HOTELS THAT BRING OUT THE ANIMAL Article cover photo
31 March 2020

HOTELS THAT BRING OUT THE ANIMAL

​Animals aren’t often part of the program at most hotels, but these places aren't most hotels

Catching a glimpse of locally iconic wildlife usually involves a trip to a local zoo, or better yet, a safari. However, a few hotels from the Middle East to the Far East have become the beneficiaries of some very charismatic characters. Here’s how those resorts and hotels are embracing animals up and down the taxonomy ranks, from camels to turtles.

Banyan Tree Samui

It’s very rare for a sea turtle to lay her eggs on a strand that’s usually strewn with beach towels - usually they seek a hidden shore on a remote island, but this mother turtle got lucky in choosing the private cove at Banyan Tree Samui as a nesting place. For not only is the resort the highest ranked hotel in Thailand (by watchdog EarthCheck) in terms of eco-friendliness and sustainability, but it also employs a marine biologist as CSR manager. When the giant green turtle laid three clutches of more than 200 eggs on the beach in February and March, the Banyan Tree team got together with local vets to monitor the eggs and build a fence around the nests to keep out predators such as monitor lizards. Needless to say, the beachfront enclosure has become adopted by the guests at the resort as something of a cause célèbre. The eggs are due to hatch by April 12.


Laguna Lang Co

At Laguna Lang Co the legwork involved in maintaining the resort’s championship golf course is shared between man, machinery and beast. A family of water buffalo -- father Tu Phat, mother Chi Chi, eldest calf Bao, and newest arrival baby Luna -- sprang to prominence last year as media around the world learned about their roles as “bio-mowers” on the spectacular Sir Nick Faldo Signature Design track. The bovine brood have been vital in helping to maintain the elevated status of the layout, which winds its way through tropical jungle, ocean sand dunes and rice paddies and was ranked as the best in Vietnam at the 2019 Vietnam Golf Awards.

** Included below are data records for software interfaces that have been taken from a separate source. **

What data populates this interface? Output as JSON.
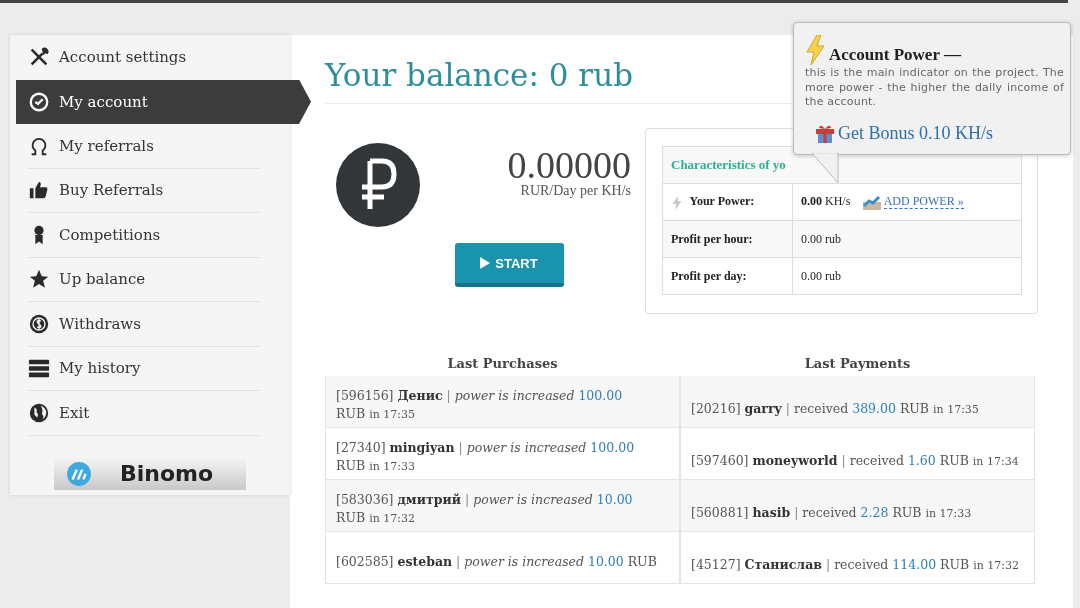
{
  "sidebar": {
    "items": [
      {
        "label": "Account settings",
        "selected": false
      },
      {
        "label": "My account",
        "selected": true
      },
      {
        "label": "My referrals",
        "selected": false
      },
      {
        "label": "Buy Referrals",
        "selected": false
      },
      {
        "label": "Competitions",
        "selected": false
      },
      {
        "label": "Up balance",
        "selected": false
      },
      {
        "label": "Withdraws",
        "selected": false
      },
      {
        "label": "My history",
        "selected": false
      },
      {
        "label": "Exit",
        "selected": false
      }
    ],
    "banner": {
      "label": "Binomo"
    }
  },
  "balance": {
    "title": "Your balance: 0 rub",
    "rate": "0.00000",
    "rate_unit": "RUR/Day per KH/s",
    "start_button": "START"
  },
  "characteristics": {
    "header": "Characteristics of yo",
    "rows": [
      {
        "kind": "power",
        "label": "Your Power:",
        "value": "**0.00** KH/s",
        "link": "ADD POWER »"
      },
      {
        "kind": "plain",
        "label": "Profit per hour:",
        "value": "0.00 rub"
      },
      {
        "kind": "plain",
        "label": "Profit per day:",
        "value": "0.00 rub"
      }
    ]
  },
  "tooltip": {
    "title": "Account Power —",
    "text": "this is the main indicator on the project. The more power - the higher the daily income of the account.",
    "bonus_link": "Get Bonus 0.10 KH/s"
  },
  "last_purchases": {
    "title": "Last Purchases",
    "rows": [
      {
        "id": "[596156]",
        "name": "Денис",
        "sep": "|",
        "action": "power is increased",
        "amount": "100.00",
        "currency": "RUB",
        "time": "in 17:35"
      },
      {
        "id": "[27340]",
        "name": "mingiyan",
        "sep": "|",
        "action": "power is increased",
        "amount": "100.00",
        "currency": "RUB",
        "time": "in 17:33"
      },
      {
        "id": "[583036]",
        "name": "дмитрий",
        "sep": "|",
        "action": "power is increased",
        "amount": "10.00",
        "currency": "RUB",
        "time": "in 17:32"
      },
      {
        "id": "[602585]",
        "name": "esteban",
        "sep": "|",
        "action": "power is increased",
        "amount": "10.00",
        "currency": "RUB"
      }
    ]
  },
  "last_payments": {
    "title": "Last Payments",
    "rows": [
      {
        "id": "[20216]",
        "name": "garry",
        "sep": "|",
        "action": "received",
        "amount": "389.00",
        "currency": "RUB",
        "time": "in 17:35"
      },
      {
        "id": "[597460]",
        "name": "moneyworld",
        "sep": "|",
        "action": "received",
        "amount": "1.60",
        "currency": "RUB",
        "time": "in 17:34"
      },
      {
        "id": "[560881]",
        "name": "hasib",
        "sep": "|",
        "action": "received",
        "amount": "2.28",
        "currency": "RUB",
        "time": "in 17:33"
      },
      {
        "id": "[45127]",
        "name": "Станислав",
        "sep": "|",
        "action": "received",
        "amount": "114.00",
        "currency": "RUB",
        "time": "in 17:32"
      }
    ]
  }
}
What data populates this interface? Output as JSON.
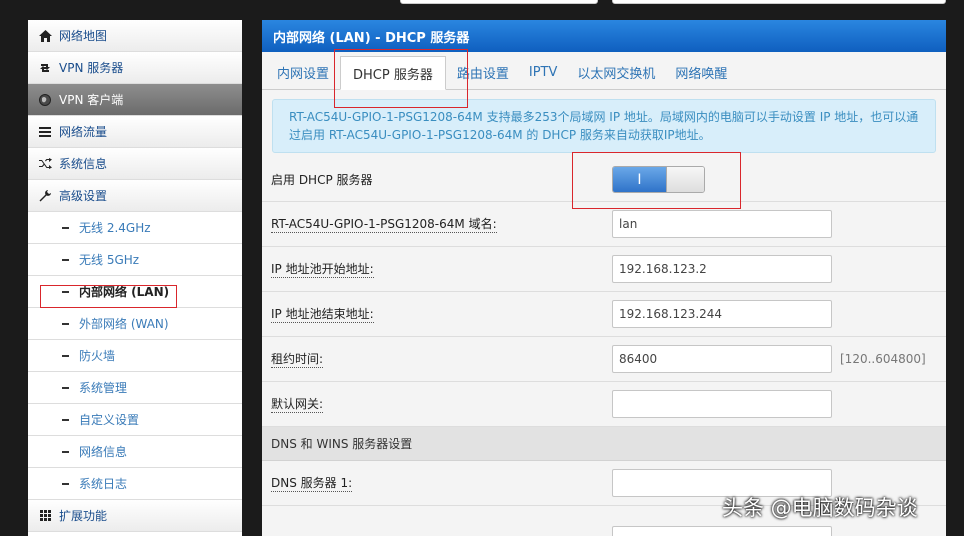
{
  "sidebar": {
    "items": [
      {
        "label": "网络地图",
        "icon": "home-icon"
      },
      {
        "label": "VPN 服务器",
        "icon": "retweet-icon"
      },
      {
        "label": "VPN 客户端",
        "icon": "globe-icon"
      },
      {
        "label": "网络流量",
        "icon": "list-icon"
      },
      {
        "label": "系统信息",
        "icon": "shuffle-icon"
      },
      {
        "label": "高级设置",
        "icon": "wrench-icon"
      }
    ],
    "sub_items": [
      "无线 2.4GHz",
      "无线 5GHz",
      "内部网络 (LAN)",
      "外部网络 (WAN)",
      "防火墙",
      "系统管理",
      "自定义设置",
      "网络信息",
      "系统日志"
    ],
    "extension": {
      "label": "扩展功能",
      "icon": "grid-icon"
    }
  },
  "panel": {
    "title": "内部网络 (LAN) - DHCP 服务器",
    "tabs": [
      "内网设置",
      "DHCP 服务器",
      "路由设置",
      "IPTV",
      "以太网交换机",
      "网络唤醒"
    ],
    "info": "RT-AC54U-GPIO-1-PSG1208-64M 支持最多253个局域网 IP 地址。局域网内的电脑可以手动设置 IP 地址，也可以通过启用 RT-AC54U-GPIO-1-PSG1208-64M 的 DHCP 服务来自动获取IP地址。",
    "enable_label": "启用 DHCP 服务器",
    "toggle_on_text": "I",
    "rows": [
      {
        "label": "RT-AC54U-GPIO-1-PSG1208-64M 域名:",
        "value": "lan"
      },
      {
        "label": "IP 地址池开始地址:",
        "value": "192.168.123.2"
      },
      {
        "label": "IP 地址池结束地址:",
        "value": "192.168.123.244"
      },
      {
        "label": "租约时间:",
        "value": "86400",
        "hint": "[120..604800]"
      },
      {
        "label": "默认网关:",
        "value": ""
      }
    ],
    "dns_section": "DNS 和 WINS 服务器设置",
    "dns_rows": [
      {
        "label": "DNS 服务器 1:",
        "value": ""
      }
    ]
  },
  "watermark": "头条 @电脑数码杂谈"
}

They help to manage the seven-hectares of rice fields located right in the middle of the course by eating excess weeds and crops in the area that would otherwise require machinery and manpower to maintain. “Continually mowing the fields to maintain vast rice terraces can consume a large amount of labour and fuel,” said Adam Calver, Director of Golf at Laguna Lang Co. “The water buffalo act as bio-mowers and help us protect the natural feel of the landscape. Since we introduced the buffalo we have seen a number of birds moving in as they feast on the insects as the animals till the soil.”

The Chedi Muscat

They’re not letting the camel get his nose into your tent, or onto your plate at The Chedi Muscat, but they have enlisted a local dromedary as guide on a culinary journey through one of the most exquisite resorts on the Arabian Peninsula. The new ‘Caravan of Taste’ adventure is a five-stop, three-and-a-half-hour tour of the hotel’s contemporary interpretations of cuisines developed in Arabia, India and Japan. The journey begins with a Prosecco in the Lobby Lounge Courtyard, where the hotel’s culinary impresario, aka the chef, details the night’s routing. The caravan sets off in the camel’s path to the beat of a drum, pausing en route by the 103-metre Long Pool for Japanese appetisers at the pool’s cabana in a family-style set up. From there, it’s down a sandy path to the hotel’s Beach Restaurant for an array of seafood. The camel’s final stop of the evening is at the Serai Pool, for shisha and dessert.

Palace Hotel Tokyo

The lone Imperial swan that graces guests with its presence in the moat abutting Palace Hotel Tokyo is best viewed from the spacious outdoor terrace of the hotel’s Grand Kitchen restaurant. The regal animal is visited by the occasional crane but its life-long mate sadly passed away over a year ago. Each of the Imperial Palace’s other 11 moats has a pair of swans that still officially belong to the Emperor of Japan. The graceful animals have long been associated with nobility. In Britain all unmarked mute swans used to belong to the Crown (wealthy landowners marked their swans). Although still technically true the Queen doesn’t lay claim to the birds but they remain protected under a wildlife act.